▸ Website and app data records

== Segment start ==

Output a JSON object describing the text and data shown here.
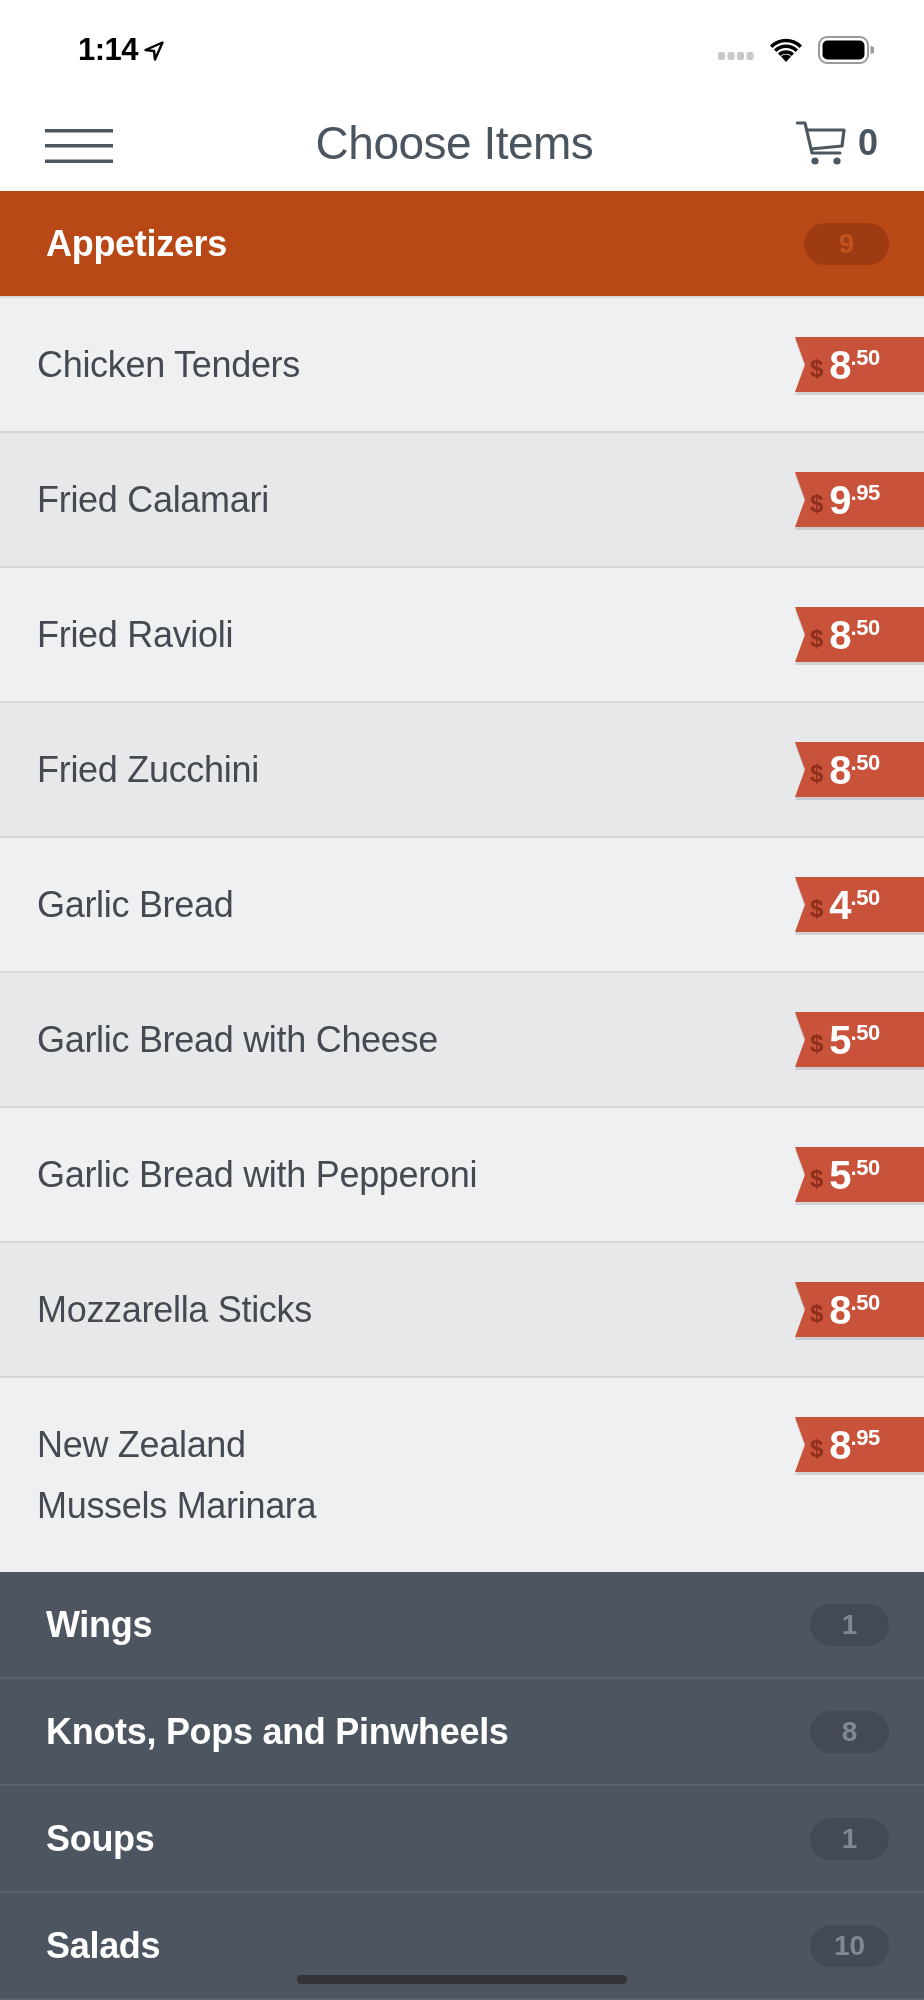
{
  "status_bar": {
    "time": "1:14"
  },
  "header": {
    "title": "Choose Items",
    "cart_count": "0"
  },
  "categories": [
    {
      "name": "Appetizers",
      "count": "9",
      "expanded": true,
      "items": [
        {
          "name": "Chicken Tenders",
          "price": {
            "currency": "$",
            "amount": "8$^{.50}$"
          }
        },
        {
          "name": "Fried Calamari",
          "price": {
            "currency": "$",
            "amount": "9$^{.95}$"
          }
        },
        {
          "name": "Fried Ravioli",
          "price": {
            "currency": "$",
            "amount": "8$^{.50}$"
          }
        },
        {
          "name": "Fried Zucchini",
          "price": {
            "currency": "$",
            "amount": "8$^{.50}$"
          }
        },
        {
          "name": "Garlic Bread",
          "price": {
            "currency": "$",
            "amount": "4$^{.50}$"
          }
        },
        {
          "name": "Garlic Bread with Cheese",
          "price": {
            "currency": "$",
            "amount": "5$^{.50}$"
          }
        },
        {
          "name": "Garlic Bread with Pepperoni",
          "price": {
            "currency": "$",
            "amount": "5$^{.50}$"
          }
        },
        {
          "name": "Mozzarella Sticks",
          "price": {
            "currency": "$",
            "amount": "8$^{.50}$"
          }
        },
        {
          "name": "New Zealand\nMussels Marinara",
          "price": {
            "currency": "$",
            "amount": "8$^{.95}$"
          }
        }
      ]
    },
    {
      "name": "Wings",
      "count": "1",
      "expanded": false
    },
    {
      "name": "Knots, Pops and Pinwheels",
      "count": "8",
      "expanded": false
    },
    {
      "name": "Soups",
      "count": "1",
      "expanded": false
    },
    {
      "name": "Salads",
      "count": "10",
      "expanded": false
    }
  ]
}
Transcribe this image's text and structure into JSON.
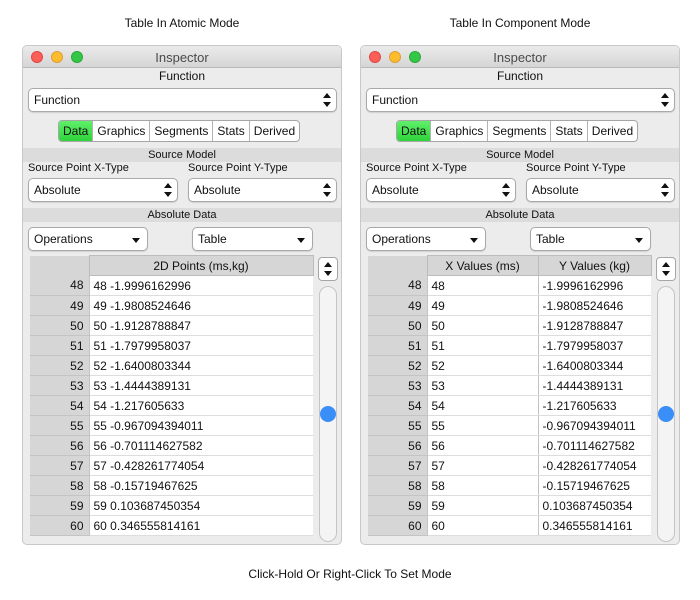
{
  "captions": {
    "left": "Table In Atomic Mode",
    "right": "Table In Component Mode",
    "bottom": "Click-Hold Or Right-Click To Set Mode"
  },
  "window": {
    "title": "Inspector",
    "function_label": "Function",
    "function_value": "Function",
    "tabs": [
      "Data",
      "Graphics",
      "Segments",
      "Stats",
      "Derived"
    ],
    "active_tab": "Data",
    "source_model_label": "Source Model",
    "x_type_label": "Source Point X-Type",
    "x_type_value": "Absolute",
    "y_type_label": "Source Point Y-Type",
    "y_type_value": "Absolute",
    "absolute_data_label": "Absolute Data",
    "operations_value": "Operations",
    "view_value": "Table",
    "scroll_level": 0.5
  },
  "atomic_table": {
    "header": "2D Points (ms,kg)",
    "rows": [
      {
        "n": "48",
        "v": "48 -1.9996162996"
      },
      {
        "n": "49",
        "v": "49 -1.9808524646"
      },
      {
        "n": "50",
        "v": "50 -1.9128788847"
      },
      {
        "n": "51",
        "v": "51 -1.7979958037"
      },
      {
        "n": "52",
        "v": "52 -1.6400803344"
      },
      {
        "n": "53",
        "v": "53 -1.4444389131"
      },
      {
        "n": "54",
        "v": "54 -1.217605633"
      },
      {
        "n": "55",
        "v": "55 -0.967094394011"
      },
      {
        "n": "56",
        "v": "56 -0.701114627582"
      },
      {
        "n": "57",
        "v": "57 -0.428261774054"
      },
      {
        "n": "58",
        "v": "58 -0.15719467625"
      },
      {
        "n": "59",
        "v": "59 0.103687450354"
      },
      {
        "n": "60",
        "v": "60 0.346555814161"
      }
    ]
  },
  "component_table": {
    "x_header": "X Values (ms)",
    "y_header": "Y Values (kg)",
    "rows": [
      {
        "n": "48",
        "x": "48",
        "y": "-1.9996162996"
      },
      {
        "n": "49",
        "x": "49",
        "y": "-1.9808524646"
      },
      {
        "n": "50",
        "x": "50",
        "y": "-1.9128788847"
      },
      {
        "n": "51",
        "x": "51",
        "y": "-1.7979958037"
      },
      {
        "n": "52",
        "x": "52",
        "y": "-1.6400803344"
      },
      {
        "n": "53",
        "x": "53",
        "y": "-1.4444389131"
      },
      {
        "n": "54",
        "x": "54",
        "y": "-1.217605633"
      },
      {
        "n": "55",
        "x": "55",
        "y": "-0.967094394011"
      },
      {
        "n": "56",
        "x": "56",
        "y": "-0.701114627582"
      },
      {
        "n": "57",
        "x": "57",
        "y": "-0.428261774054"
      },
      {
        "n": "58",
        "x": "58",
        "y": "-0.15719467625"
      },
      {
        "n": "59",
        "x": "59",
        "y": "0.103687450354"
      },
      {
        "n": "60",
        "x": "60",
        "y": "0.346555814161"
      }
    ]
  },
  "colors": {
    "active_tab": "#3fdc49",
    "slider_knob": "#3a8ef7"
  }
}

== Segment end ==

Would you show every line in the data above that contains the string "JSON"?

Output a JSON object describing the text and data shown here.
Transcribe this image's text and structure into JSON.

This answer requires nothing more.